Large quantities of rental equipment are usually dropped before the caterer arrives., If not, the company might pick it up and take it to the venue the evening before or earlier in the event day. Upon arrival, delegate a staff member to check the rental pack list to make sure that all items are accounted for. Rentals may be already set up as the caterer is one of the last vendors on site.
Delegate Truck Unload. Delegate FOH & BOH leads to assist company and partner staff to perform FOH functions like setting tables, stocking bars and arranging buffet décor. Once all staff are working, meet with stakeholders for a last minute check of details: for example; bride’s food and beverages, allergies of any stakeholders, any changes to production schedule, liaisons with event planners to work with all rest of vendors like lighting, and dance floors.

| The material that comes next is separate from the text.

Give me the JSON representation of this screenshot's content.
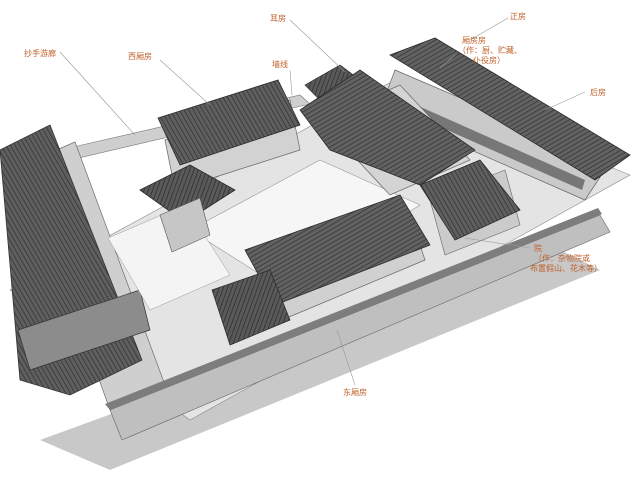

Equipment Check Check that all staff have enough gloves, utensils, food, supplies and that all departments are not missing anything. Avoid going back to the commissary or going shopping. Know how to use/operate/clean/ and emergency rig all BOH and FOH equipment. Understand all job duties to be able to jump in at any level. It is important that the EC knows how to do a catering wrap for travel, how to effectively use a hot box and to remind staff to put a rag at the bottom before closing the hotbox to prevent drips. Chat with the EC to make sure all cooking facilities are in working order, placed according to the diagram and operated in a safe and an efficient manner. The kitchen should have nothing on the floor. All areas must be safe and sanitary to be viewed by clients, staff, the health board and the venue manager.
Event Set Up Introduce the host to lead staff members and mention the function that they will serve, especially if it is in a private home, a new venue or you are working with a new event planner that you have not worked with before. Explain the setup diagram, check in with the kitchen, and make sure the scullery is far enough away from the food service so as not to contaminate stations. Confirm that the staging area is as close as possible to the food and beverage stations and load out.
See the Big Picture – Manage by Walking Around Do not lose sight of the big picture so as not to get into the weeds (in trouble) by clearing tables or transporting food to buffets. Avoid doing staff duties unless necessary. It should not be a norm. During the event, the captain should mingle with guests, listen for comments and delegate any tasks needed, unless staff is in the weeds, then he/she will step into the fray. EC should see that staffers receive short breaks in shifts according to the timeline. Captains should manage by Walking Around. Great supervisors observe guests and staff members, multi-task and keep everything in perspective while making it look easy and calm. Support and nourish staff to give them energy. Stay calm and do not deplete their energy.
Oversee Tear Down Announce the time to break down the event. Assign staff members at the end of the event to perform some end of event duties. Count all equipment and return it to a safe place near the catering vehicle for loading and bag trash and recycling to ensure it is put in the proper place for disposal or taken in trucks. Do not put linens in black trash bags. Deal with any leftovers decided by contract in a safe and sanitary way. Debrief staff members quickly before allowing them to leave the site. Check out staff. Collect any funds from the client if applicable. Oversee packing of all equipment and food on to the truck. Safely return the catering vehicle to commissary. Have a safe event to be invited back again!